Sunrise (topside) the next morning
Friday, January 22, 2016
Den remodel—note the old heater vent being disassembled
next to the closet on the right
Not mold, but 70 years of various paint coats on the ceiling,
including dark green
Removing the old paint coats, now on the floor (yikes!)
No more wall-heater
IKEA furniture in boxes
Tim building the new loveseat, while our cat Jack
Taking a break
Covering the loveseat cushions—no wonder IKEA
furniture is so inexpensive—and, yes, that's Jack
supervising once again
Our wonderful new library!
Friday, January 08, 2016
I also wanted to ride the Disneyland Railroad one last time before it stops running, this Sunday, for two years while the new Star Wars land is being built. The train looms large in my family's history, as the Main Street station is the site of one of my favorite childhood photos:
Uncle Louie, me (age 4), my sister Vicki (age 3),
and Mom (June 1958)
Perhaps even more importantly, the railroad is the first ride that Walt envisioned, telling his imagineers to design an amusement park that "will be surrounded by a train." Indeed, the rail runs along Disneyland's famous 20-foot "berm" that surrounds the park and shields visitors from the outside world. In addition to stopping in New Orleans Square, Toontown/Fantasyland, and Tomorrowland, the last leg of the train ride features a still-spectacular Grand Canyon diorama, plus the animatronic dinosaurs Disney designed for the 1964 World's Fair.

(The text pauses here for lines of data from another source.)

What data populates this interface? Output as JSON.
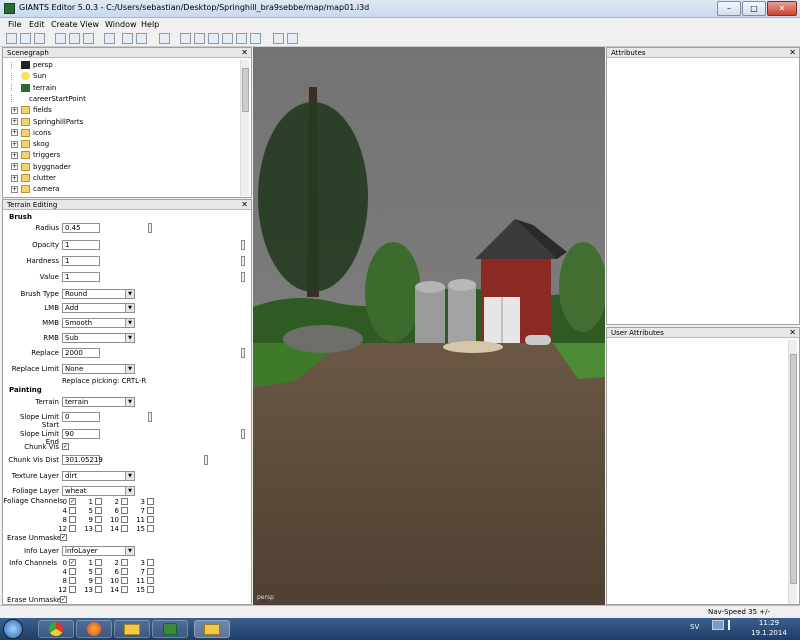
{
  "window": {
    "title": "GIANTS Editor 5.0.3 - C:/Users/sebastian/Desktop/Springhill_bra9sebbe/map/map01.i3d",
    "min": "–",
    "max": "□",
    "close": "✕"
  },
  "menu": [
    "File",
    "Edit",
    "Create",
    "View",
    "Window",
    "Help"
  ],
  "scenegraph": {
    "title": "Scenegraph",
    "items": [
      {
        "label": "persp",
        "icon": "camera-icon",
        "expand": ""
      },
      {
        "label": "Sun",
        "icon": "light-icon",
        "expand": ""
      },
      {
        "label": "terrain",
        "icon": "terrain-icon",
        "expand": ""
      },
      {
        "label": "careerStartPoint",
        "icon": "transform-icon",
        "expand": ""
      },
      {
        "label": "fields",
        "icon": "folder-icon",
        "expand": "+"
      },
      {
        "label": "SpringhillParts",
        "icon": "folder-icon",
        "expand": "+"
      },
      {
        "label": "icons",
        "icon": "folder-icon",
        "expand": "+"
      },
      {
        "label": "skog",
        "icon": "folder-icon",
        "expand": "+"
      },
      {
        "label": "triggers",
        "icon": "folder-icon",
        "expand": "+"
      },
      {
        "label": "byggnader",
        "icon": "folder-icon",
        "expand": "+"
      },
      {
        "label": "clutter",
        "icon": "folder-icon",
        "expand": "+"
      },
      {
        "label": "camera",
        "icon": "folder-icon",
        "expand": "+"
      }
    ]
  },
  "terrain": {
    "title": "Terrain Editing",
    "brush_header": "Brush",
    "radius": {
      "label": "Radius",
      "value": "0.45",
      "pos": 0.05
    },
    "opacity": {
      "label": "Opacity",
      "value": "1",
      "pos": 1.0
    },
    "hardness": {
      "label": "Hardness",
      "value": "1",
      "pos": 1.0
    },
    "value": {
      "label": "Value",
      "value": "1",
      "pos": 1.0
    },
    "brush_type": {
      "label": "Brush Type",
      "value": "Round"
    },
    "lmb": {
      "label": "LMB",
      "value": "Add"
    },
    "mmb": {
      "label": "MMB",
      "value": "Smooth"
    },
    "rmb": {
      "label": "RMB",
      "value": "Sub"
    },
    "replace": {
      "label": "Replace",
      "value": "2000",
      "pos": 1.0
    },
    "replace_limit": {
      "label": "Replace Limit",
      "value": "None"
    },
    "replace_picking": "Replace picking: CRTL-R",
    "painting_header": "Painting",
    "painting_terrain": {
      "label": "Terrain",
      "value": "terrain"
    },
    "slope_start": {
      "label": "Slope Limit Start",
      "value": "0",
      "pos": 0.05
    },
    "slope_end": {
      "label": "Slope Limit End",
      "value": "90",
      "pos": 1.0
    },
    "chunk_vis": {
      "label": "Chunk Vis",
      "checked": true
    },
    "chunk_vis_dist": {
      "label": "Chunk Vis Dist",
      "value": "301.05219",
      "pos": 0.62
    },
    "texture_layer": {
      "label": "Texture Layer",
      "value": "dirt"
    },
    "foliage_layer": {
      "label": "Foliage Layer",
      "value": "wheat"
    },
    "foliage_channels_label": "Foliage Channels",
    "foliage_checked": [
      0
    ],
    "erase_unmasked_1": "Erase Unmasked",
    "info_layer": {
      "label": "Info Layer",
      "value": "infoLayer"
    },
    "info_channels_label": "Info Channels",
    "info_checked": [
      0
    ],
    "erase_unmasked_2": "Erase Unmasked",
    "channel_numbers": [
      "0",
      "1",
      "2",
      "3",
      "4",
      "5",
      "6",
      "7",
      "8",
      "9",
      "10",
      "11",
      "12",
      "13",
      "14",
      "15"
    ]
  },
  "attributes": {
    "title": "Attributes"
  },
  "user_attributes": {
    "title": "User Attributes"
  },
  "viewport": {
    "camera_label": "persp"
  },
  "status": {
    "nav_speed": "Nav-Speed 35 +/-"
  },
  "taskbar": {
    "lang": "SV",
    "time": "11:29",
    "date": "19.1.2014"
  },
  "colors": {
    "barn": "#8b2a22",
    "roof": "#3a3a3a",
    "grass": "#3f7a2a",
    "ground": "#5b4a38",
    "sky": "#6e6e6e"
  }
}
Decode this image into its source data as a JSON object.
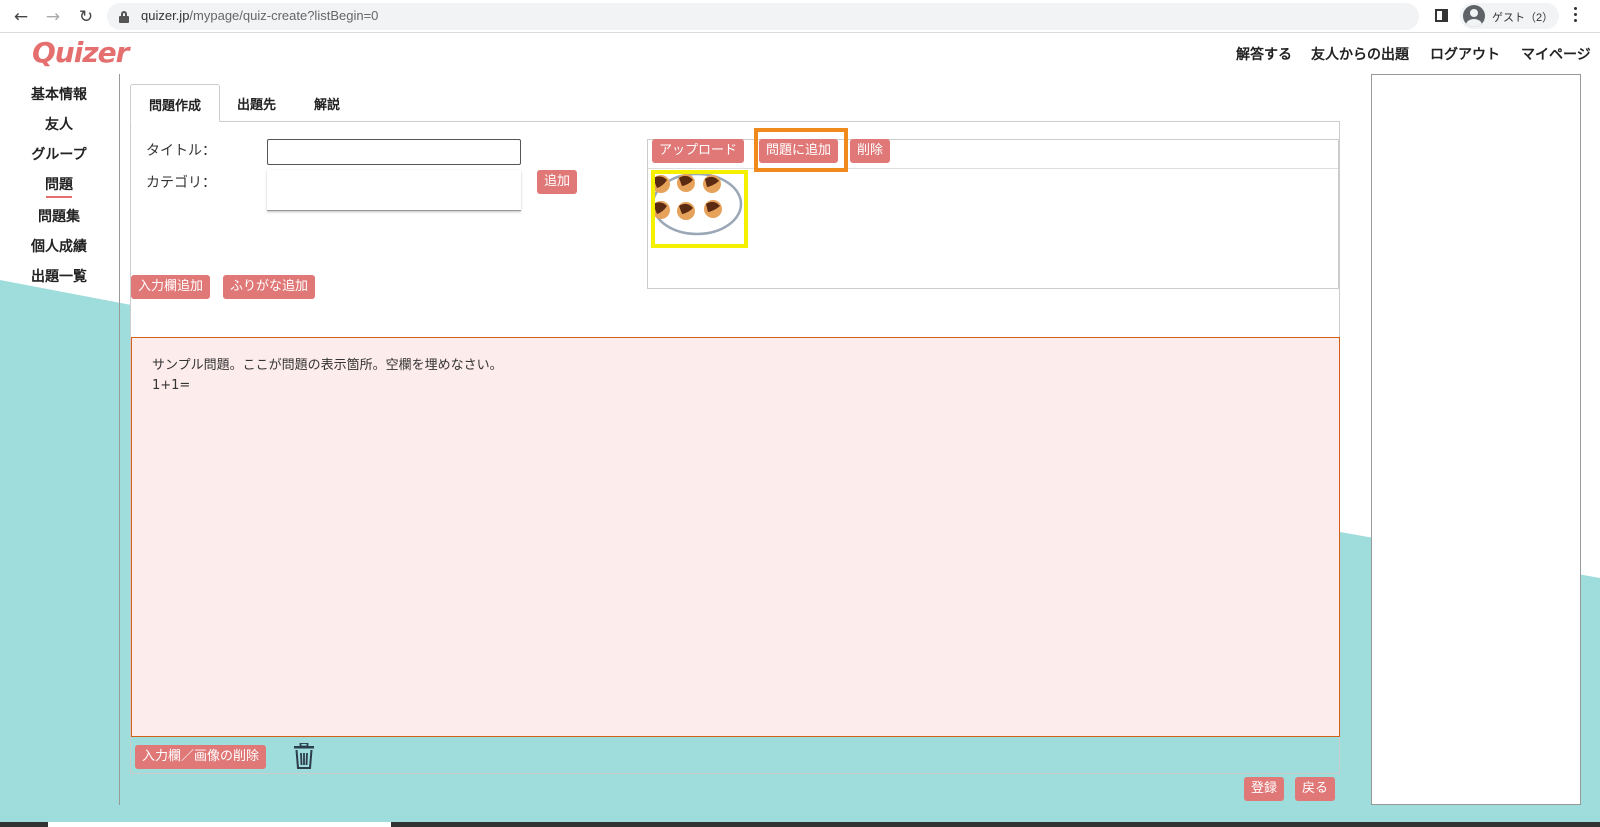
{
  "browser": {
    "url_domain": "quizer.jp",
    "url_path": "/mypage/quiz-create?listBegin=0",
    "profile_label": "ゲスト（2）"
  },
  "header": {
    "logo": "Quizer",
    "nav": [
      "解答する",
      "友人からの出題",
      "ログアウト",
      "マイページ"
    ]
  },
  "sidebar": {
    "items": [
      "基本情報",
      "友人",
      "グループ",
      "問題",
      "問題集",
      "個人成績",
      "出題一覧"
    ],
    "active_index": 3
  },
  "tabs": [
    "問題作成",
    "出題先",
    "解説"
  ],
  "form": {
    "title_label": "タイトル：",
    "title_value": "",
    "category_label": "カテゴリ：",
    "add_category_button": "追加"
  },
  "image_toolbar": {
    "upload_button": "アップロード",
    "add_to_question_button": "問題に追加",
    "delete_button": "削除"
  },
  "field_buttons": {
    "add_input_field": "入力欄追加",
    "add_furigana": "ふりがな追加"
  },
  "question": {
    "line1": "サンプル問題。ここが問題の表示箇所。空欄を埋めなさい。",
    "line2": "1+1="
  },
  "delete_input_image_button": "入力欄／画像の削除",
  "footer": {
    "register_button": "登録",
    "back_button": "戻る"
  },
  "colors": {
    "accent": "#e07878",
    "logo": "#e56f6f",
    "teal_background": "#9fdcdc",
    "question_bg": "#fdecec",
    "highlight_orange": "#f08a1c",
    "highlight_yellow": "#f5f000"
  }
}
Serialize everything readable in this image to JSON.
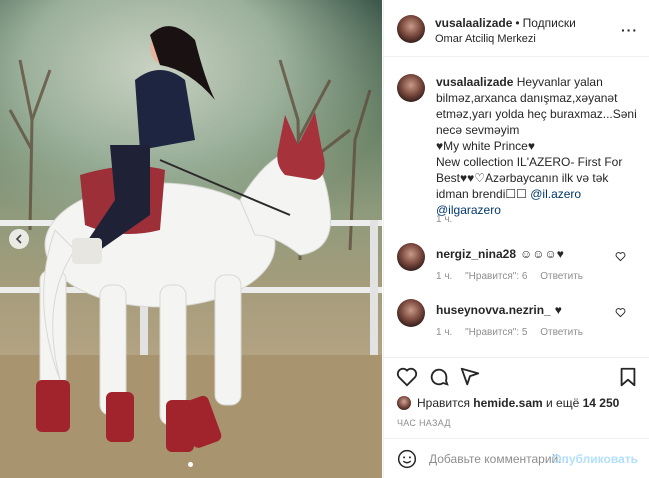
{
  "post": {
    "username": "vusalaalizade",
    "follow_label": "Подписки",
    "location": "Omar Atciliq Merkezi",
    "more_icon": "more-horizontal-icon"
  },
  "caption": {
    "username": "vusalaalizade",
    "text_main": "Heyvanlar yalan bilməz,arxanca danışmaz,xəyanət etməz,yarı yolda heç buraxmaz...Səni necə sevməyim",
    "line2": "♥My white Prince♥",
    "line3": "New collection IL'AZERO- First For Best♥♥♡Azərbaycanın ilk və tək idman brendi☐☐",
    "link1": "@il.azero",
    "link2": "@ilgarazero",
    "time": "1 ч."
  },
  "comments": [
    {
      "username": "nergiz_nina28",
      "text": "☺☺☺♥",
      "time": "1 ч.",
      "likes": "\"Нравится\": 6",
      "reply": "Ответить"
    },
    {
      "username": "huseynovva.nezrin_",
      "text": "♥",
      "time": "1 ч.",
      "likes": "\"Нравится\": 5",
      "reply": "Ответить"
    }
  ],
  "likes": {
    "prefix": "Нравится",
    "user": "hemide.sam",
    "middle": "и ещё",
    "count": "14 250"
  },
  "posted_ago": "ЧАС НАЗАД",
  "comment_box": {
    "placeholder": "Добавьте комментарий...",
    "publish_label": "Опубликовать"
  },
  "colors": {
    "link": "#00376b",
    "muted": "#8e8e8e",
    "publish_disabled": "#b2dffc"
  }
}
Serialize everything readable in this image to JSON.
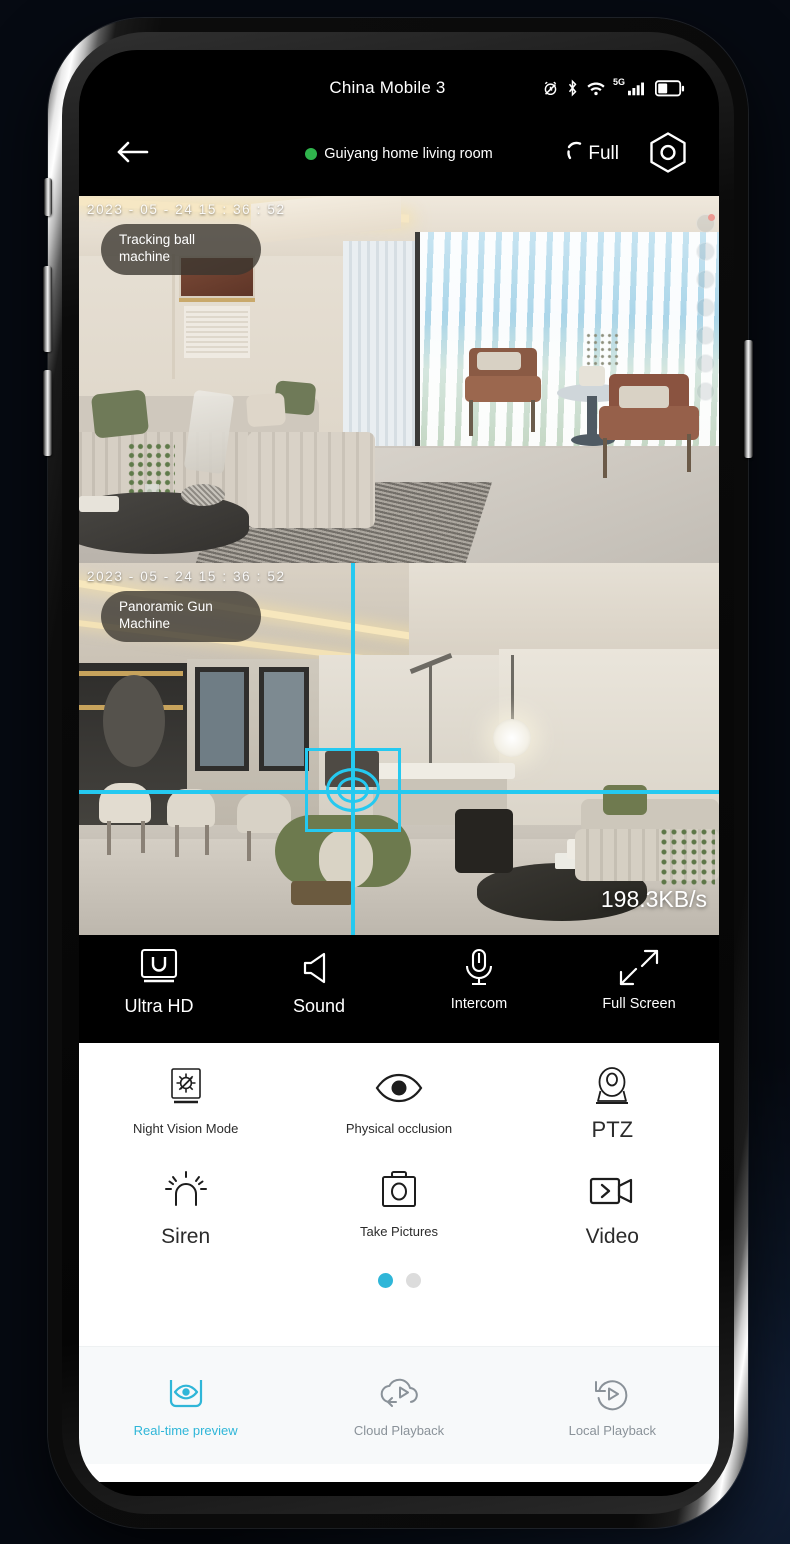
{
  "status_bar": {
    "carrier": "China Mobile 3",
    "icons": [
      "alarm-icon",
      "bluetooth-icon",
      "wifi-icon",
      "signal-bars-icon",
      "battery-icon"
    ],
    "network_label": "5G"
  },
  "header": {
    "back_icon": "arrow-left-icon",
    "device_name": "Guiyang home living room",
    "online_status_color": "#2fb44c",
    "full_label": "Full",
    "settings_icon": "hexagon-settings-icon"
  },
  "feeds": [
    {
      "id": "tracking-ball",
      "timestamp": "2023 - 05 - 24   15 : 36 : 52",
      "badge": "Tracking ball machine",
      "scene": "living room with sectional sofa, armchairs and floor-to-ceiling window blinds"
    },
    {
      "id": "panoramic-gun",
      "timestamp": "2023 - 05 - 24   15 : 36 : 52",
      "badge": "Panoramic Gun Machine",
      "scene": "open-plan living and dining area with green ottoman",
      "bandwidth": "198.3KB/s",
      "crosshair_color": "#25c9f0"
    }
  ],
  "control_bar": [
    {
      "icon": "ultra-hd-icon",
      "label": "Ultra HD",
      "size": "large"
    },
    {
      "icon": "speaker-icon",
      "label": "Sound",
      "size": "large"
    },
    {
      "icon": "microphone-icon",
      "label": "Intercom",
      "size": "small"
    },
    {
      "icon": "fullscreen-arrows-icon",
      "label": "Full Screen",
      "size": "small"
    }
  ],
  "functions": {
    "row1": [
      {
        "icon": "night-vision-icon",
        "label": "Night Vision Mode",
        "size": "normal"
      },
      {
        "icon": "eye-icon",
        "label": "Physical occlusion",
        "size": "normal"
      },
      {
        "icon": "ptz-camera-icon",
        "label": "PTZ",
        "size": "big"
      }
    ],
    "row2": [
      {
        "icon": "siren-icon",
        "label": "Siren",
        "size": "mid"
      },
      {
        "icon": "camera-icon",
        "label": "Take Pictures",
        "size": "normal"
      },
      {
        "icon": "video-camera-icon",
        "label": "Video",
        "size": "mid"
      }
    ],
    "pager": {
      "total": 2,
      "active_index": 0,
      "active_color": "#2fb6d8",
      "inactive_color": "#dcdcdc"
    }
  },
  "bottom_nav": [
    {
      "icon": "preview-eye-icon",
      "label": "Real-time preview",
      "active": true
    },
    {
      "icon": "cloud-play-icon",
      "label": "Cloud Playback",
      "active": false
    },
    {
      "icon": "history-play-icon",
      "label": "Local Playback",
      "active": false
    }
  ],
  "accent_color": "#2fb6d8"
}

You truly travel back in time when you ride the Disneyland Railroad around the entire perimeter of the park.
Tim on the train
We were so early (9AM), the train was empty—not so later
in the day
Grand Canyon diorama
Long before Jurassic Park there was Disney's
On our way out of the resort, we stopped at the Disneyland Hotel to use the restroom and ran into these two characters!
Me with Chip (Dale?) and Goofy